Papers in the Biological Sciences
Date of this Version
Ecology and Evolution (2022) 12: e9264

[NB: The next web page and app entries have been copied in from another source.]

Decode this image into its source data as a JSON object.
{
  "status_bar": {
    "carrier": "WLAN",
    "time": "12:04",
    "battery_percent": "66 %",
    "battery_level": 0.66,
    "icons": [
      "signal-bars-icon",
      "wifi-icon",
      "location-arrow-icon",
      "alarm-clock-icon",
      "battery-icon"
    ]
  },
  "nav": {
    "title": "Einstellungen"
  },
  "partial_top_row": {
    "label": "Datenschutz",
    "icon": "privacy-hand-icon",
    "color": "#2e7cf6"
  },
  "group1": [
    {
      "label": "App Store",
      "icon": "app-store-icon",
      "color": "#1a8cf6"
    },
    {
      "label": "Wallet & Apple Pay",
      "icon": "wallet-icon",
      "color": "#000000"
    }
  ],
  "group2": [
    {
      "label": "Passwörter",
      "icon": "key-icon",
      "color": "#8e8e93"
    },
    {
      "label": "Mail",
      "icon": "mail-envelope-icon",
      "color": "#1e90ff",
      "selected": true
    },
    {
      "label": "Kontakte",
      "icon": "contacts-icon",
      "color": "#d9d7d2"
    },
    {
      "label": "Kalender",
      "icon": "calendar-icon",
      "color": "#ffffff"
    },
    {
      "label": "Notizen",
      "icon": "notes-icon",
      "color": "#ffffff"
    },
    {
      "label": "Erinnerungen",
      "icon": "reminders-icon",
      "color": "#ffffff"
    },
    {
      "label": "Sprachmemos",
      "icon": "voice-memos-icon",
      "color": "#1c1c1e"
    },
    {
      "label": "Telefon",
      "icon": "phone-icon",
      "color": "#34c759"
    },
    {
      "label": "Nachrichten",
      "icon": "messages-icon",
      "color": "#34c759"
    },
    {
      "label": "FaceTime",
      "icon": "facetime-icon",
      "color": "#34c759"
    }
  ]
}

Biological rhythms mediate important within-host processes such as metabolism, immunity, and behavior which are often linked to combating disease exposure. For many hosts, exposure to pathogens occurs while feeding. However, the link between feeding rhythms and infection risk is unclear because feeding behavior is tightly coupled with immune and metabolic processes which may decrease susceptibility to infection. Here, we use the Daphnia dentifera–Metschnikowia bicuspidata host–pathogen system to determine how rhythms in feeding rate and immune function mediate infection risk. The host is known to have a nocturnal circadian rhythm in feeding rate, yet we found that they do not exhibit a circadian rhythm in phenoloxidase activity. We found that the time of day when individuals are exposed to pathogens affects the probability of infection with higher infection prevalence at night, indicating that infection risk is driven by a host's circadian rhythm in feeding behavior. These results suggest that the natural circadian rhythm of the host should be considered when addressing epidemiological dynamics.